Rep. Cleaver Urges HUD To Combat Inequality By Assisting First-Time Homebuyers
(Washington, D.C.) – Yesterday, United States Representative Emanuel Cleaver, II (D-MO) led a of group of 16 lawmakers in calling for the Department of Housing and Urban Development (HUD) to reconsider proposed actions related to down payment assistance programs that could have severe consequences for low to moderate-income and minority Americans.
In a letter to HUD Secretary Ben Carson, the lawmakers wrote:
“Homeownership is a clear, critical factor in narrowing the racial and wealth divide in our country. For low- to moderate-income, first-time home buyers, saving for a down payment can take many years, particularly for millennial home buyers burdened with student debt. Properly designed and managed down payment assistance programs can safely assist first-time home buyers in becoming a homeowner, enabling them to more quickly accumulate wealth by building equity in their home.”
The letter comes in response to HUD’s attempts to implement regulations that would significantly curtail down payment assistance from most government entities. Although the regulations were successfully challenged in court last year, HUD has indicated it will propose new actions to limit down payment assistance from government entities in the near future.
“As someone who spent some of my childhood in public housing, I have to say what this administration has proposed in regards to affordable housing is downright shameful,” said Congressman Cleaver. “Just this week, the administration announced proposals to rollback critical civil rights protections to combat segregation in federal housing. Soon, we expect, the administration will propose new rules to limit down payment assistance programs that are pivotal in the fight against historic and growing economic inequality. When the President asks: what do African Americans and minorities have to lose? How about affordable, quality housing and a shot at the American dream.”
The equity working families acquire through homeownership is the greatest contribution to wealth accumulation, for themselves and for the next generation to inherit. The net worth of a homeowner is 36 times that of the average renter—more than $230,000 to just $5,200. Unfortunately, many minorities in the United States have less opportunity to accumulate wealth due to an inability to afford a down payment to buy a home. This has led to the gap in black and white homeownership in the United States to actually widen since 1960, further exacerbating our nation’s racial and wealth inequalities. Sadly, instead of proposals that would expand opportunities to minorities and low to moderate-income Americans, the current administration has sought to dramatically curtail down payment assistance programs and roll back civil rights protections in federal housing.

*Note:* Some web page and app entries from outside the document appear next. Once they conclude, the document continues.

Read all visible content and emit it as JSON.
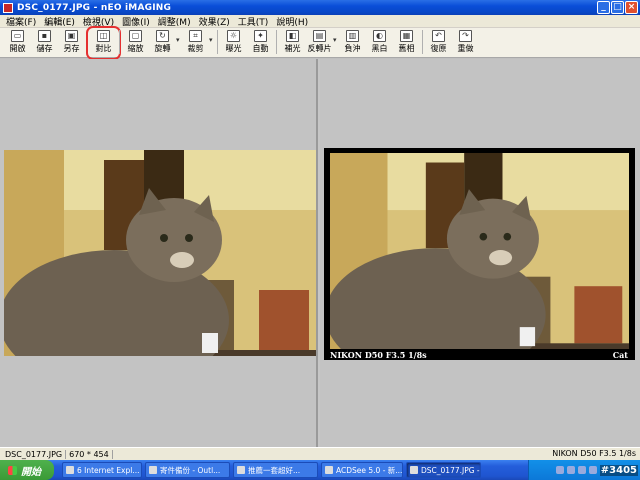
{
  "window": {
    "title": "DSC_0177.JPG - nEO iMAGING",
    "minimize": "_",
    "maximize": "□",
    "close": "×"
  },
  "menu": [
    "檔案(F)",
    "編輯(E)",
    "檢視(V)",
    "圖像(I)",
    "調整(M)",
    "效果(Z)",
    "工具(T)",
    "說明(H)"
  ],
  "toolbar": {
    "open": "開啟",
    "save": "儲存",
    "save_as": "另存",
    "compare": "對比",
    "zoom": "縮放",
    "rotate": "旋轉",
    "crop": "裁剪",
    "exposure": "曝光",
    "auto": "自動",
    "fill_light": "補光",
    "inverse_film": "反轉片",
    "negative": "負沖",
    "bw": "黑白",
    "old_photo": "舊相",
    "undo": "復原",
    "redo": "重做"
  },
  "preview": {
    "caption_left": "NIKON D50 F3.5 1/8s",
    "caption_right": "Cat"
  },
  "status": {
    "file": "DSC_0177.JPG",
    "size": "670 * 454",
    "right": "NIKON D50 F3.5 1/8s"
  },
  "taskbar": {
    "start": "開始",
    "tasks": [
      "6 Internet Expl...",
      "寄件備份 - Outl...",
      "推薦一套超好...",
      "ACDSee 5.0 - 新...",
      "DSC_0177.JPG -..."
    ],
    "watermark": "#3405"
  },
  "colors": {
    "title_bar": "#0a4ed8",
    "highlight": "#e53030",
    "start_green": "#3a9a36"
  }
}
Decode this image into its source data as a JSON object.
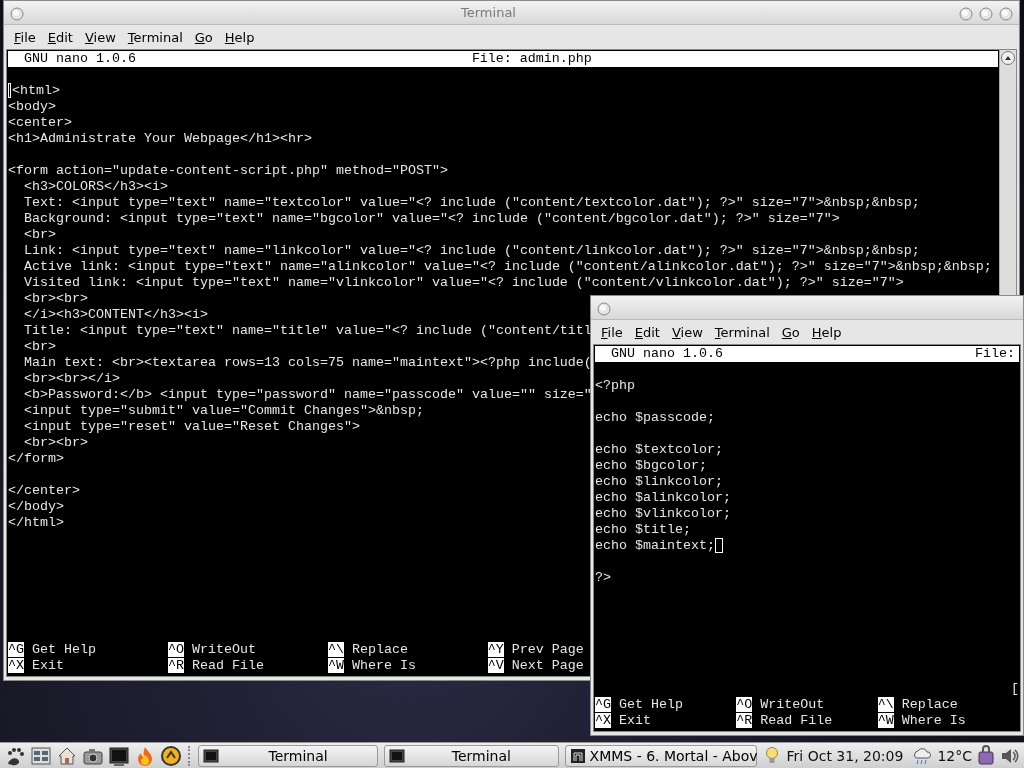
{
  "windows": [
    {
      "title": "Terminal",
      "menu": [
        "File",
        "Edit",
        "View",
        "Terminal",
        "Go",
        "Help"
      ],
      "nano": {
        "version": "GNU nano 1.0.6",
        "file": "File: admin.php",
        "blocks": [
          [
            "<html>",
            "<body>",
            "<center>",
            "<h1>Administrate Your Webpage</h1><hr>"
          ],
          [
            "<form action=\"update-content-script.php\" method=\"POST\">",
            "  <h3>COLORS</h3><i>",
            "  Text: <input type=\"text\" name=\"textcolor\" value=\"<? include (\"content/textcolor.dat\"); ?>\" size=\"7\">&nbsp;&nbsp;",
            "  Background: <input type=\"text\" name=\"bgcolor\" value=\"<? include (\"content/bgcolor.dat\"); ?>\" size=\"7\">",
            "  <br>",
            "  Link: <input type=\"text\" name=\"linkcolor\" value=\"<? include (\"content/linkcolor.dat\"); ?>\" size=\"7\">&nbsp;&nbsp;",
            "  Active link: <input type=\"text\" name=\"alinkcolor\" value=\"<? include (\"content/alinkcolor.dat\"); ?>\" size=\"7\">&nbsp;&nbsp;",
            "  Visited link: <input type=\"text\" name=\"vlinkcolor\" value=\"<? include (\"content/vlinkcolor.dat\"); ?>\" size=\"7\">",
            "  <br><br>",
            "  </i><h3>CONTENT</h3><i>",
            "  Title: <input type=\"text\" name=\"title\" value=\"<? include (\"content/titl",
            "  <br>",
            "  Main text: <br><textarea rows=13 cols=75 name=\"maintext\"><?php include(",
            "  <br><br></i>",
            "  <b>Password:</b> <input type=\"password\" name=\"passcode\" value=\"\" size=\"",
            "  <input type=\"submit\" value=\"Commit Changes\">&nbsp;",
            "  <input type=\"reset\" value=\"Reset Changes\">",
            "  <br><br>",
            "</form>"
          ],
          [
            "</center>",
            "</body>",
            "</html>"
          ]
        ],
        "shortcuts": [
          [
            {
              "key": "^G",
              "label": "Get Help"
            },
            {
              "key": "^X",
              "label": "Exit"
            }
          ],
          [
            {
              "key": "^O",
              "label": "WriteOut"
            },
            {
              "key": "^R",
              "label": "Read File"
            }
          ],
          [
            {
              "key": "^\\",
              "label": "Replace"
            },
            {
              "key": "^W",
              "label": "Where Is"
            }
          ],
          [
            {
              "key": "^Y",
              "label": "Prev Page"
            },
            {
              "key": "^V",
              "label": "Next Page"
            }
          ]
        ]
      }
    },
    {
      "menu": [
        "File",
        "Edit",
        "View",
        "Terminal",
        "Go",
        "Help"
      ],
      "nano": {
        "version": "GNU nano 1.0.6",
        "file": "File:",
        "blocks": [
          [
            "<?php"
          ],
          [
            "echo $passcode;"
          ],
          [
            "echo $textcolor;",
            "echo $bgcolor;",
            "echo $linkcolor;",
            "echo $alinkcolor;",
            "echo $vlinkcolor;",
            "echo $title;",
            "echo $maintext;"
          ],
          [
            "?>"
          ]
        ],
        "status": "[",
        "shortcuts": [
          [
            {
              "key": "^G",
              "label": "Get Help"
            },
            {
              "key": "^X",
              "label": "Exit"
            }
          ],
          [
            {
              "key": "^O",
              "label": "WriteOut"
            },
            {
              "key": "^R",
              "label": "Read File"
            }
          ],
          [
            {
              "key": "^\\",
              "label": "Replace"
            },
            {
              "key": "^W",
              "label": "Where Is"
            }
          ]
        ]
      }
    }
  ],
  "taskbar": {
    "tasks": [
      {
        "kind": "terminal",
        "label": "Terminal"
      },
      {
        "kind": "terminal",
        "label": "Terminal"
      },
      {
        "kind": "xmms",
        "label": "XMMS - 6. Mortal - Abov"
      }
    ],
    "clock": "Fri Oct 31, 20:09",
    "temperature": "12°C"
  }
}
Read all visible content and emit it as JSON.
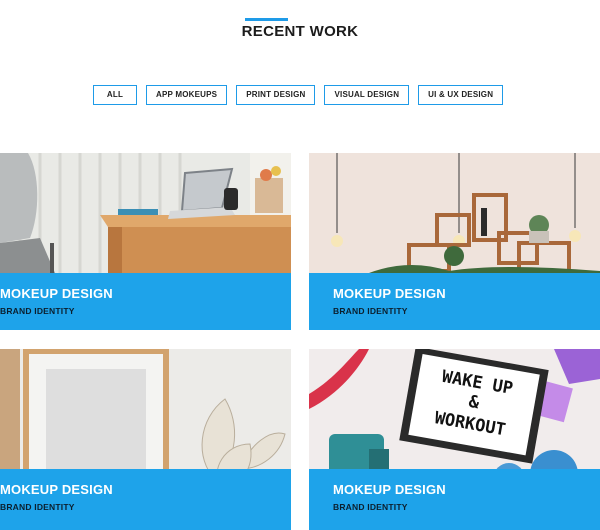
{
  "section": {
    "title": "RECENT WORK"
  },
  "filters": [
    {
      "label": "ALL"
    },
    {
      "label": "APP MOKEUPS"
    },
    {
      "label": "PRINT DESIGN"
    },
    {
      "label": "VISUAL DESIGN"
    },
    {
      "label": "UI & UX DESIGN"
    }
  ],
  "portfolio": [
    {
      "title": "MOKEUP DESIGN",
      "subtitle": "BRAND IDENTITY",
      "image": "office-desk-laptop-photo"
    },
    {
      "title": "MOKEUP DESIGN",
      "subtitle": "BRAND IDENTITY",
      "image": "hanging-bulbs-shelves-photo"
    },
    {
      "title": "MOKEUP DESIGN",
      "subtitle": "BRAND IDENTITY",
      "image": "frame-dried-leaves-photo"
    },
    {
      "title": "MOKEUP DESIGN",
      "subtitle": "BRAND IDENTITY",
      "image": "wake-up-workout-lightbox-photo"
    }
  ],
  "lightbox_text": {
    "line1": "WAKE UP",
    "line2": "&",
    "line3": "WORKOUT"
  },
  "colors": {
    "accent": "#1e9be8",
    "overlay": "#1ea3ea"
  }
}
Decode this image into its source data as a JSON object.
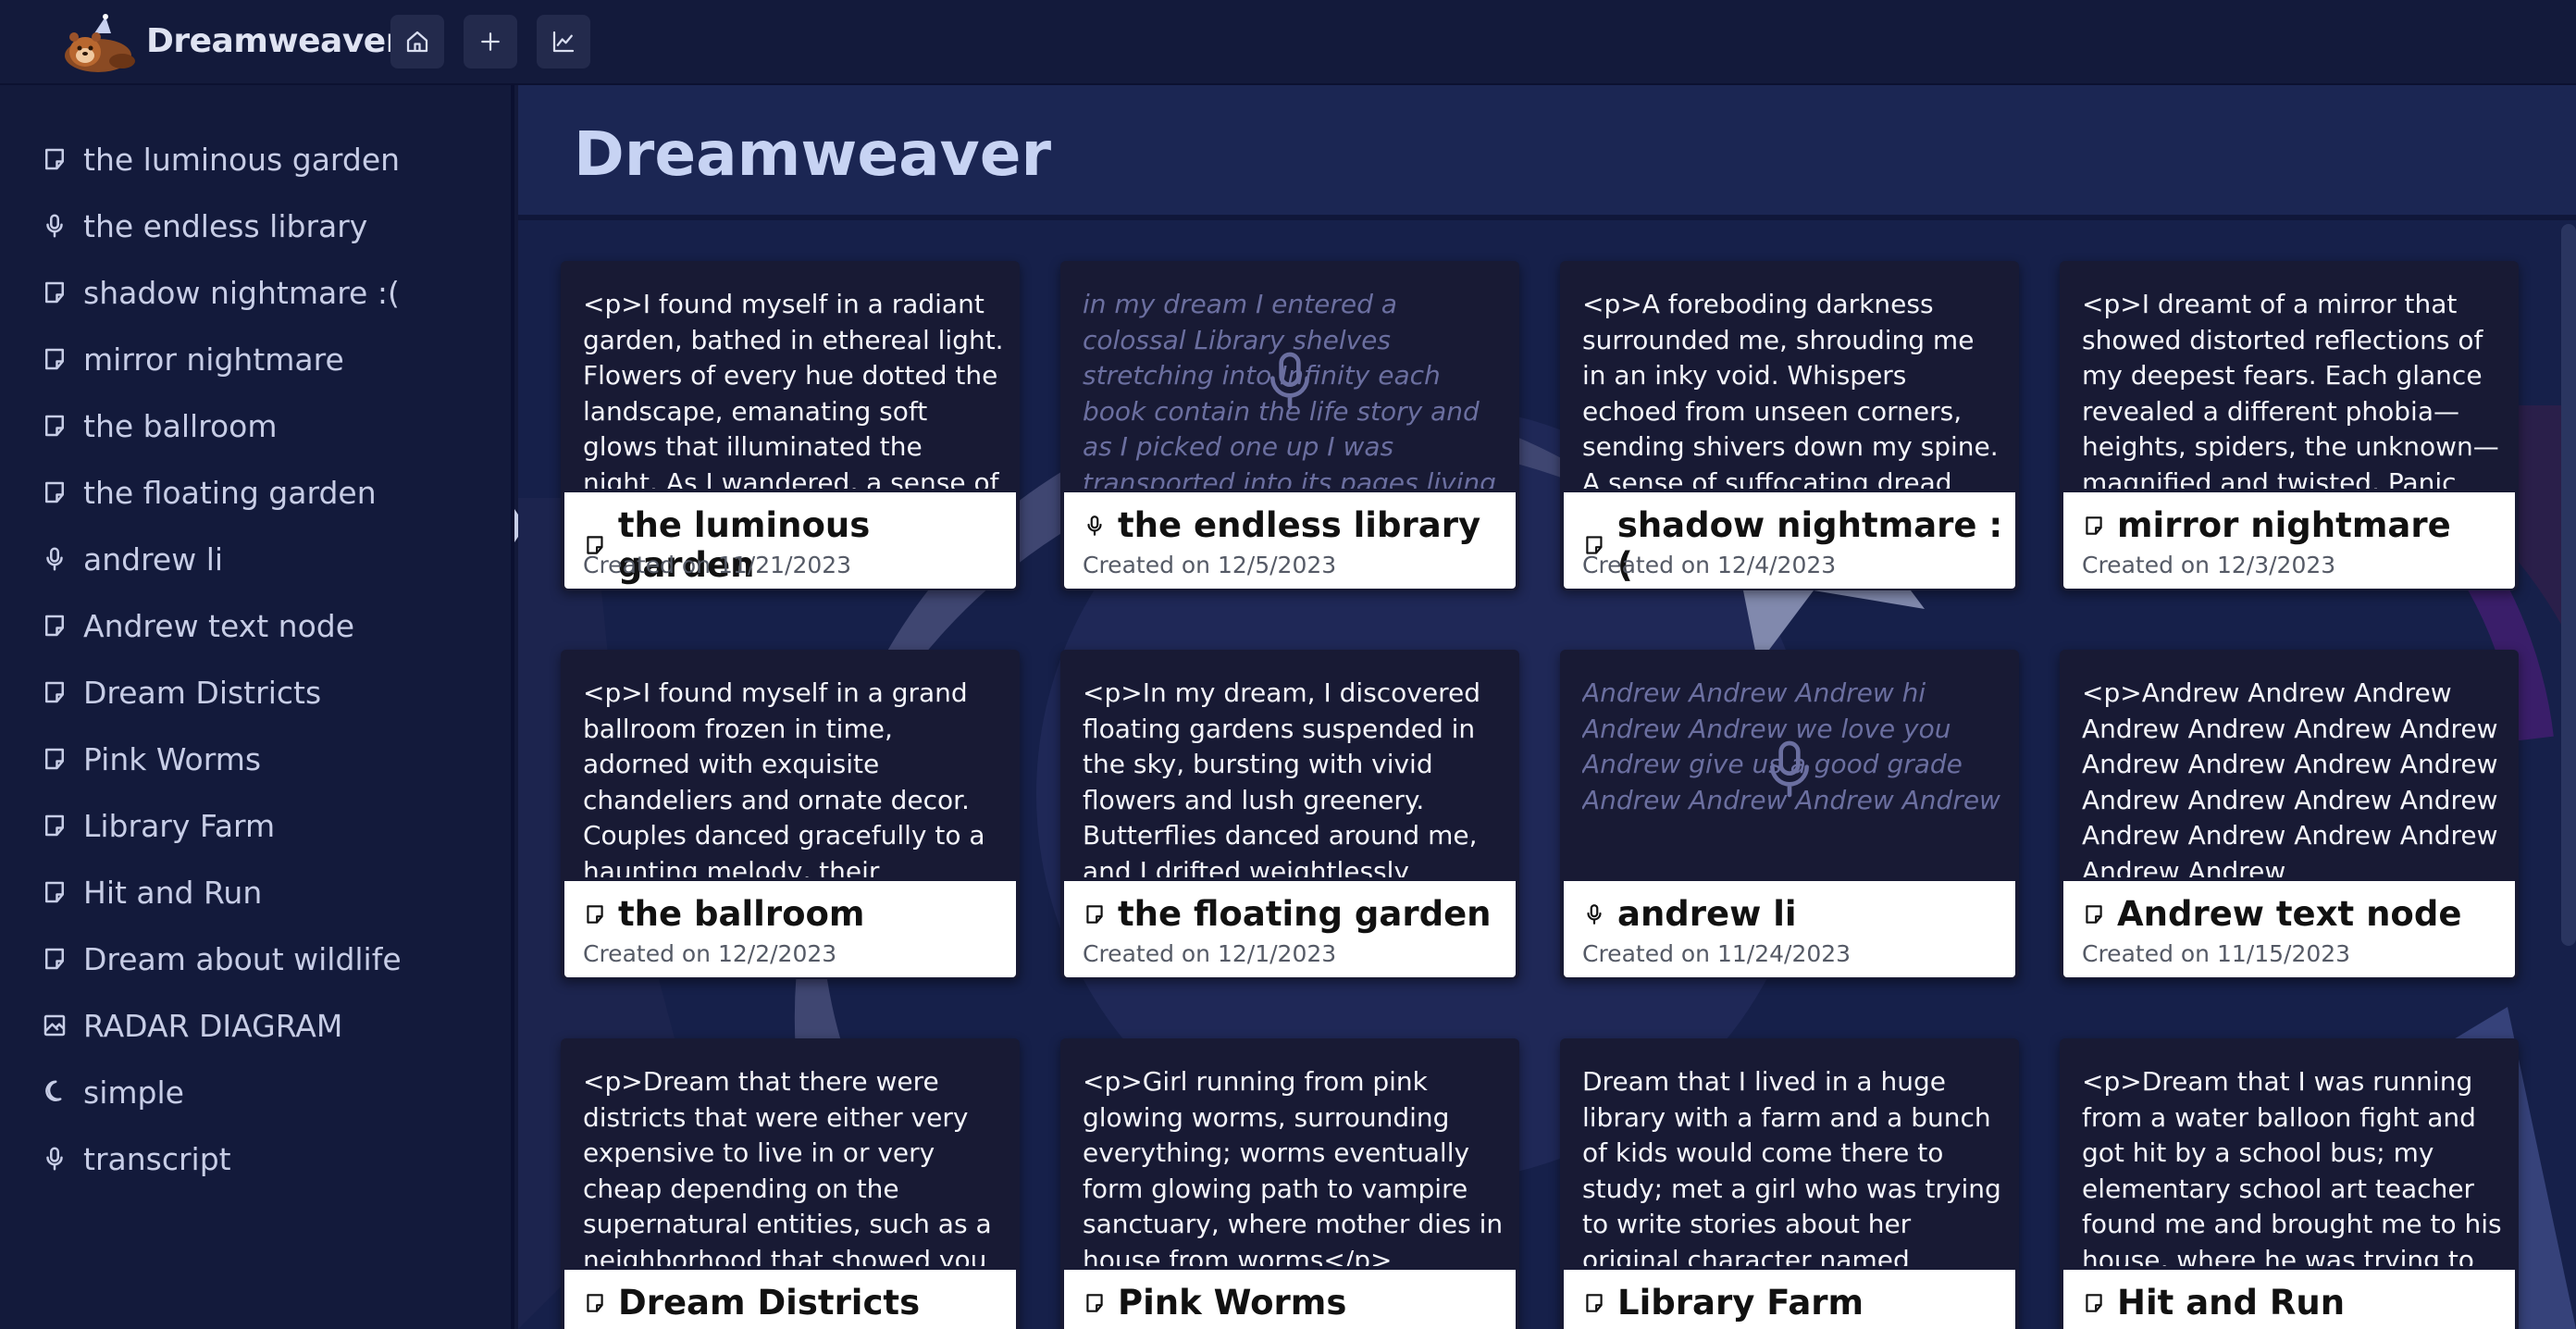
{
  "app": {
    "name": "Dreamweaver"
  },
  "topbar": {
    "buttons": [
      {
        "icon": "home-icon"
      },
      {
        "icon": "plus-icon"
      },
      {
        "icon": "chart-icon"
      }
    ]
  },
  "sidebar": {
    "items": [
      {
        "label": "the luminous garden",
        "icon": "note-icon"
      },
      {
        "label": "the endless library",
        "icon": "mic-icon"
      },
      {
        "label": "shadow nightmare :(",
        "icon": "note-icon"
      },
      {
        "label": "mirror nightmare",
        "icon": "note-icon"
      },
      {
        "label": "the ballroom",
        "icon": "note-icon"
      },
      {
        "label": "the floating garden",
        "icon": "note-icon"
      },
      {
        "label": "andrew li",
        "icon": "mic-icon"
      },
      {
        "label": "Andrew text node",
        "icon": "note-icon"
      },
      {
        "label": "Dream Districts",
        "icon": "note-icon"
      },
      {
        "label": "Pink Worms",
        "icon": "note-icon"
      },
      {
        "label": "Library Farm",
        "icon": "note-icon"
      },
      {
        "label": "Hit and Run",
        "icon": "note-icon"
      },
      {
        "label": "Dream about wildlife",
        "icon": "note-icon"
      },
      {
        "label": "RADAR DIAGRAM",
        "icon": "image-icon"
      },
      {
        "label": "simple",
        "icon": "moon-icon"
      },
      {
        "label": "transcript",
        "icon": "mic-icon"
      }
    ]
  },
  "main": {
    "title": "Dreamweaver",
    "cards": [
      {
        "title": "the luminous garden",
        "type": "note",
        "date": "Created on 11/21/2023",
        "body": "<p>I found myself in a radiant garden, bathed in ethereal light. Flowers of every hue dotted the landscape, emanating soft glows that illuminated the night. As I wandered, a sense of tranquility"
      },
      {
        "title": "the endless library",
        "type": "audio",
        "date": "Created on 12/5/2023",
        "body": "in my dream I entered a colossal Library shelves stretching into Infinity each book contain the life story and as I picked one up I was transported into its pages living another person's existence"
      },
      {
        "title": "shadow nightmare :(",
        "type": "note",
        "date": "Created on 12/4/2023",
        "body": "<p>A foreboding darkness surrounded me, shrouding me in an inky void. Whispers echoed from unseen corners, sending shivers down my spine. A sense of suffocating dread gripped me"
      },
      {
        "title": "mirror nightmare",
        "type": "note",
        "date": "Created on 12/3/2023",
        "body": "<p>I dreamt of a mirror that showed distorted reflections of my deepest fears. Each glance revealed a different phobia—heights, spiders, the unknown—magnified and twisted. Panic"
      },
      {
        "title": "the ballroom",
        "type": "note",
        "date": "Created on 12/2/2023",
        "body": "<p>I found myself in a grand ballroom frozen in time, adorned with exquisite chandeliers and ornate decor. Couples danced gracefully to a haunting melody, their movements graceful yet"
      },
      {
        "title": "the floating garden",
        "type": "note",
        "date": "Created on 12/1/2023",
        "body": "<p>In my dream, I discovered floating gardens suspended in the sky, bursting with vivid flowers and lush greenery. Butterflies danced around me, and I drifted weightlessly among"
      },
      {
        "title": "andrew li",
        "type": "audio",
        "date": "Created on 11/24/2023",
        "body": "Andrew Andrew Andrew hi Andrew Andrew we love you Andrew give us a good grade Andrew Andrew Andrew Andrew"
      },
      {
        "title": "Andrew text node",
        "type": "note",
        "date": "Created on 11/15/2023",
        "body": "<p>Andrew Andrew Andrew Andrew Andrew Andrew Andrew Andrew Andrew Andrew Andrew Andrew Andrew Andrew Andrew Andrew Andrew Andrew Andrew Andrew Andrew"
      },
      {
        "title": "Dream Districts",
        "type": "note",
        "date": "",
        "body": "<p>Dream that there were districts that were either very expensive to live in or very cheap depending on the supernatural entities, such as a neighborhood that showed you alternate"
      },
      {
        "title": "Pink Worms",
        "type": "note",
        "date": "",
        "body": "<p>Girl running from pink glowing worms, surrounding everything; worms eventually form glowing path to vampire sanctuary, where mother dies in house from worms</p>"
      },
      {
        "title": "Library Farm",
        "type": "note",
        "date": "",
        "body": "Dream that I lived in a huge library with a farm and a bunch of kids would come there to study; met a girl who was trying to write stories about her original character named \"Sandwich Clip"
      },
      {
        "title": "Hit and Run",
        "type": "note",
        "date": "",
        "body": "<p>Dream that I was running from a water balloon fight and got hit by a school bus; my elementary school art teacher found me and brought me to his house, where he was trying to fill"
      }
    ]
  }
}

Representatives who signed on to Cleaver’s letter include: Wm. Lacy Clay (D-MO), Joyce Beatty (D-OH), Alcee Hastings (D-FL), Barbara Lee (D-CA), Marcia Fudge (D-OH), Bennie Thompson (D-MS), Vincente Gonzalez (D-TX), Rashida Tlaib (D-MI), Al Lawson, Jr. (D-FL), Nanette Diaz Barragán (D-CA), Debbie Dingell (D-MI), Robin Kelly (D-IL), Darren Soto (D-FL), Bobby Rush (D-IL), and Lucille Roybal-Allard (D-CA)
You can find the letter here.
Emanuel Cleaver, II is the U.S. Representative for Missouri's Fifth Congressional District, which includes Kansas City, Independence, Lee's Summit, Raytown, Grandview, Sugar Creek, Blue Springs, Grain Valley, Oak Grove, North Kansas City, Gladstone, Claycomo, and all of Ray, Lafayette, and Saline Counties. He is a member of the exclusive House Financial Services Committee; Chairman of the House Subcommittee on National Security, International Development, and Monetary Policy; member of the Select Committee on the Modernization of Congress; member of the Committee on Homeland Security; and a Senior Whip of the Democratic Caucus. For more information, please contact Matthew Helfant at 202-225-4535 or Matthew.Helfant@mail.house.gov A high-resolution photo of Congressman Cleaver is available here.